Tuesday, January 7th, 2013, promptly after the LCA opening ceremony and morning tea. Please don't be late!
Perth, as part of linux.conf.au.
The Miniconf room is in the Physics building, lab 1.28 on the first floor.
Here's a Google Maps link showing the entrance to the Physics building: https://mapsengine.google.com/map/edit?mid=zwnZQ4DudCOI.kVVmx0A1fTDY
Note that to attend you must first register for the main conference, which provides the venue. The Arduino Miniconf is part of LCA as a specialist stream for conference attendees: it's not a stand-alone event. See http://linux.conf.au/schedule/30084/view_talk?day=tuesday for more information.
Registration And Cost
Attendance is free (to linux.conf.au delegates) but if you wish to participate in the morning hardware assembly tutorial you will need to pre-register and purchase a kit for $110. Space is limited so get in fast! If you just want to come along and watch or attend the talks, you don't need to do anything. If you wish to participate in the hardware assembly tutorial, please submit the registration form:

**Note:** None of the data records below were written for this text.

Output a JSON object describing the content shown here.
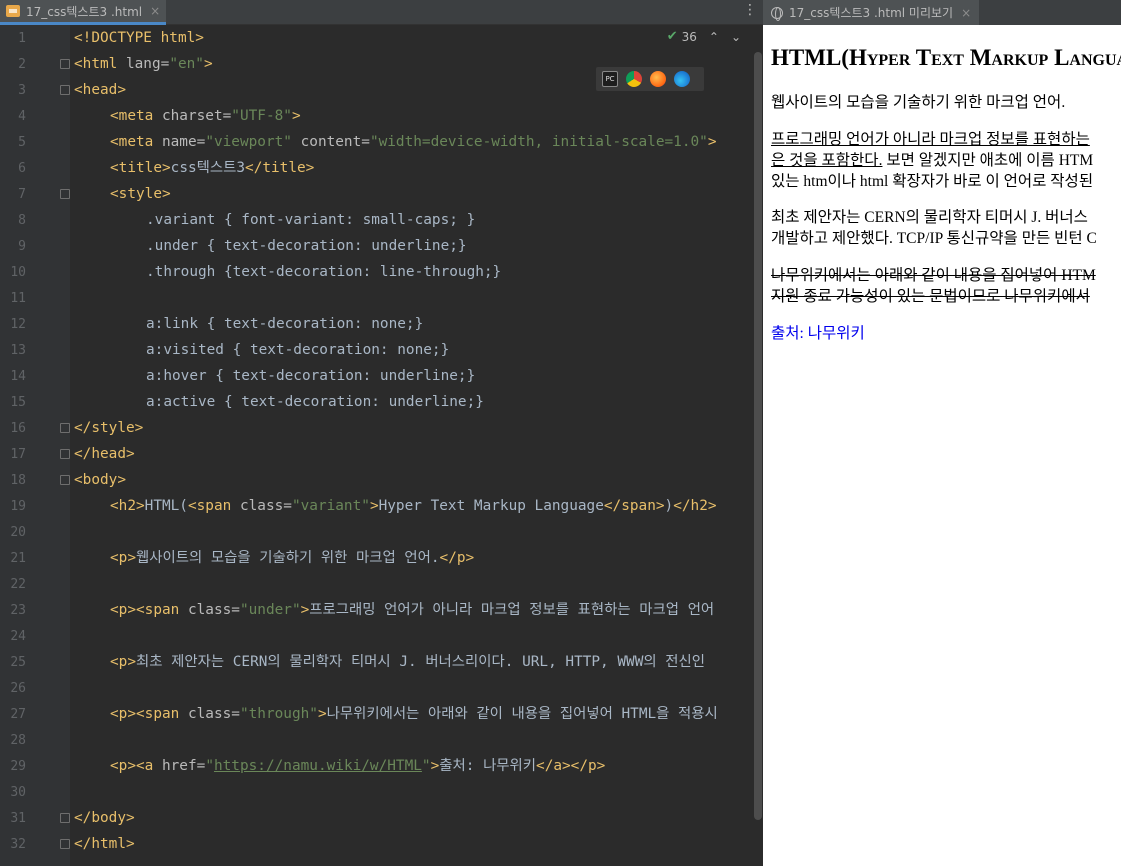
{
  "editor": {
    "tab_label": "17_css텍스트3 .html",
    "tab_close": "×",
    "menu_glyph": "⋮",
    "inspection_count": "36",
    "inspection_check": "✔",
    "browser_icons": [
      "pycharm-icon",
      "chrome-icon",
      "firefox-icon",
      "edge-icon"
    ],
    "line_numbers": [
      "1",
      "2",
      "3",
      "4",
      "5",
      "6",
      "7",
      "8",
      "9",
      "10",
      "11",
      "12",
      "13",
      "14",
      "15",
      "16",
      "17",
      "18",
      "19",
      "20",
      "21",
      "22",
      "23",
      "24",
      "25",
      "26",
      "27",
      "28",
      "29",
      "30",
      "31",
      "32"
    ],
    "code": {
      "l1": "<!DOCTYPE html>",
      "l2a": "<html ",
      "l2b": "lang=",
      "l2c": "\"en\"",
      "l2d": ">",
      "l3": "<head>",
      "l4a": "<meta ",
      "l4b": "charset=",
      "l4c": "\"UTF-8\"",
      "l4d": ">",
      "l5a": "<meta ",
      "l5b": "name=",
      "l5c": "\"viewport\"",
      "l5d": " content=",
      "l5e": "\"width=device-width, initial-scale=1.0\"",
      "l5f": ">",
      "l6a": "<title>",
      "l6b": "css텍스트3",
      "l6c": "</title>",
      "l7": "<style>",
      "l8": ".variant { font-variant: small-caps; }",
      "l9": ".under { text-decoration: underline;}",
      "l10": ".through {text-decoration: line-through;}",
      "l12": "a:link { text-decoration: none;}",
      "l13": "a:visited { text-decoration: none;}",
      "l14": "a:hover { text-decoration: underline;}",
      "l15": "a:active { text-decoration: underline;}",
      "l16": "</style>",
      "l17": "</head>",
      "l18": "<body>",
      "l19a": "<h2>",
      "l19b": "HTML(",
      "l19c": "<span ",
      "l19d": "class=",
      "l19e": "\"variant\"",
      "l19f": ">",
      "l19g": "Hyper Text Markup Language",
      "l19h": "</span>",
      "l19i": ")",
      "l19j": "</h2>",
      "l21a": "<p>",
      "l21b": "웹사이트의 모습을 기술하기 위한 마크업 언어.",
      "l21c": "</p>",
      "l23a": "<p><span ",
      "l23b": "class=",
      "l23c": "\"under\"",
      "l23d": ">",
      "l23e": "프로그래밍 언어가 아니라 마크업 정보를 표현하는 마크업 언어",
      "l25a": "<p>",
      "l25b": "최초 제안자는 CERN의 물리학자 티머시 J. 버너스리이다. URL, HTTP, WWW의 전신인",
      "l27a": "<p><span ",
      "l27b": "class=",
      "l27c": "\"through\"",
      "l27d": ">",
      "l27e": "나무위키에서는 아래와 같이 내용을 집어넣어 HTML을 적용시",
      "l29a": "<p><a ",
      "l29b": "href=",
      "l29c": "\"",
      "l29d": "https://namu.wiki/w/HTML",
      "l29e": "\"",
      "l29f": ">",
      "l29g": "출처: 나무위키",
      "l29h": "</a></p>",
      "l31": "</body>",
      "l32": "</html>"
    }
  },
  "preview": {
    "tab_label": "17_css텍스트3 .html 미리보기",
    "tab_close": "×",
    "h2_prefix": "HTML(",
    "h2_variant": "Hyper Text Markup Language",
    "p1": "웹사이트의 모습을 기술하기 위한 마크업 언어.",
    "p2_line1_under": "프로그래밍 언어가 아니라 마크업 정보를 표현하는",
    "p2_line2_under": "은 것을 포함한다.",
    "p2_line2_rest": " 보면 알겠지만 애초에 이름 HTM",
    "p2_line3": "있는 htm이나 html 확장자가 바로 이 언어로 작성된",
    "p3_line1": "최초 제안자는 CERN의 물리학자 티머시 J. 버너스",
    "p3_line2": "개발하고 제안했다. TCP/IP 통신규약을 만든 빈턴 C",
    "p4_line1": "나무위키에서는 아래와 같이 내용을 집어넣어 HTM",
    "p4_line2": "지원 종료 가능성이 있는 문법이므로 나무위키에서",
    "link": "출처: 나무위키"
  }
}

- 10:40 - 11:25 ArduPhone workshop 1 (assembly)
- 11:25 - 11:35 Break
- 11:35 - 12:20 ArduPhone workshop 2 (assembly)
- 12:20 - 1:20 Lunch
- 1:20 - 1:45 Talk 1: ArduPhone hardware - Jonathan Oxer

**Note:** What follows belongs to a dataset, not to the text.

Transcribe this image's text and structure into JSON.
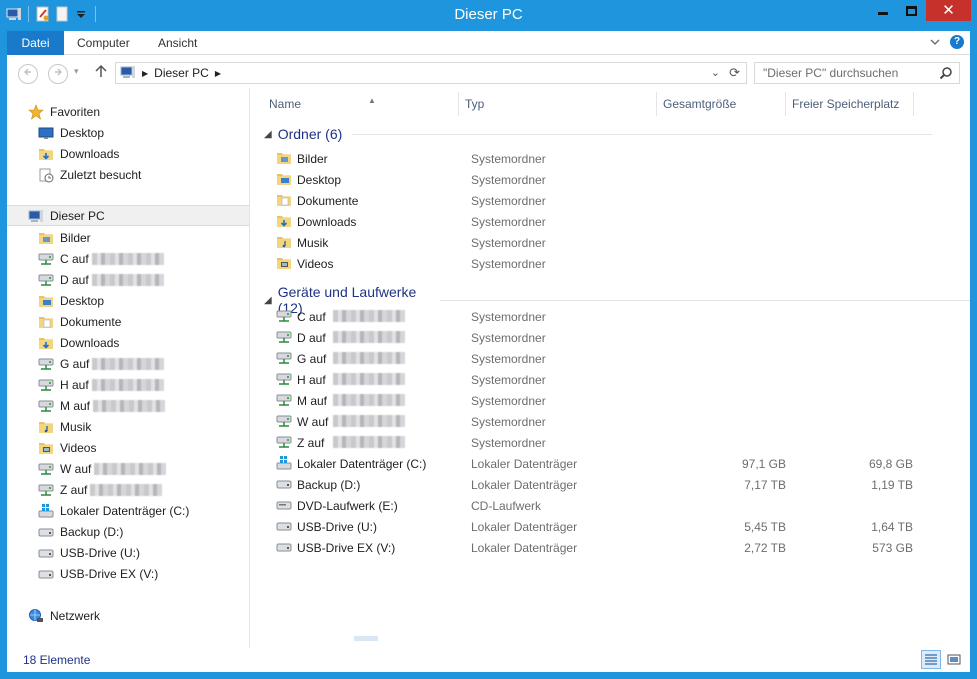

- 1:45 - 2:10 Talk 2: ArduPhone software - Cary Dreelan
- 2:10 - 2:20 Break
- 2:20 - 2:40 Talk 3: Differences between Raspberry Pi and Arduino - Angus Gratton
- 2:40 - 3:00 Talk 4: node.js and Arduino - Justin Mclean
- 3:00 - 3:40 Afternoon Tea
- 3:40 - 4:00 Talk 5: Header versions: what does 'R3' really mean? - Jonathan Oxer
- 4:00 - 4:20 Talk 6: Getting PCBs (right) - Mitch Davis
- 4:20 - 4:30 Break
- 4:30 - 4:50 Talk 7: Clockwork: reliable control for Fun and Work - Mike O'Connor
- 4:50 - 5:20 Lightning Talks (and project showcase)
- 5:20 Close
Hardware Assembly Project: ArduPhone
The hardware assembly project this year is designed to be easy for beginners to put together, even if they haven't soldered before, while still resulting in an amazingly cool end result. The ArduPhone design uses mostly surface mount parts which are all pre-fitted, leaving a small number of through-hole parts for you to solder on. You'll need to fit some connectors, solder in some buttons, and clip on some modules that contain most of the functionality pre-assembled and tested, so even if you're a total beginner to hardware hacking you'll end up with a working ArduPhone by the end of the miniconf.
An early prototype and unfitted parts:
Prototype with screen, GSM module, buttons, and antenna fitted:
For more information visit the ArduPhone page
Previous Arduino Miniconfs
For historical reference:
- Arduino Miniconf 2013 (Canberra, AU)
- Arduino Miniconf 2012 (Ballarat, AU)
- Arduino Miniconf 2011 (Brisbane, AU)
- Arduino Miniconf 2010 (Wellington, NZ)
POST /api/sms/send-sms HTTP/1.1
User-Agent: Mozilla/5.0 (X11; Ubuntu; Linux x86_64; rv:34.0) Gecko/20100101 Firefox/34.0
Accept-Encoding: gzip, deflate
Content-Type: application/x-www-form-urlencoded; charset=UTF-8
<?xml version='1.0' encoding='UTF-8'?><request><Index>-1</Index><Phones><Phone>0400000000</Phone></Phones><Sca></Sca><Content>Hello</Content><Length>5</Length><Reserved>1</Reserved><Date>2015-01-21 18:31:36</Date><token>579293</token></request>
HTTP/1.1 200 OK
Date: Thu, 01 Jan 1970 00:00:00 GMT
Server: mini_httpd/1.19 19dec2003
<?xml version='1.0' encoding='UTF-8'?>
There doesn't appear to be any authentication. I'll attach the lsusb output. I haven't worked out what the 'token' is.
The other option would be to find an older one that (I guess) appears as a serial port - which you normally use a PPP connection to use. A google for 'Huawei AT commands' suggests you can issue a command to send a SMS.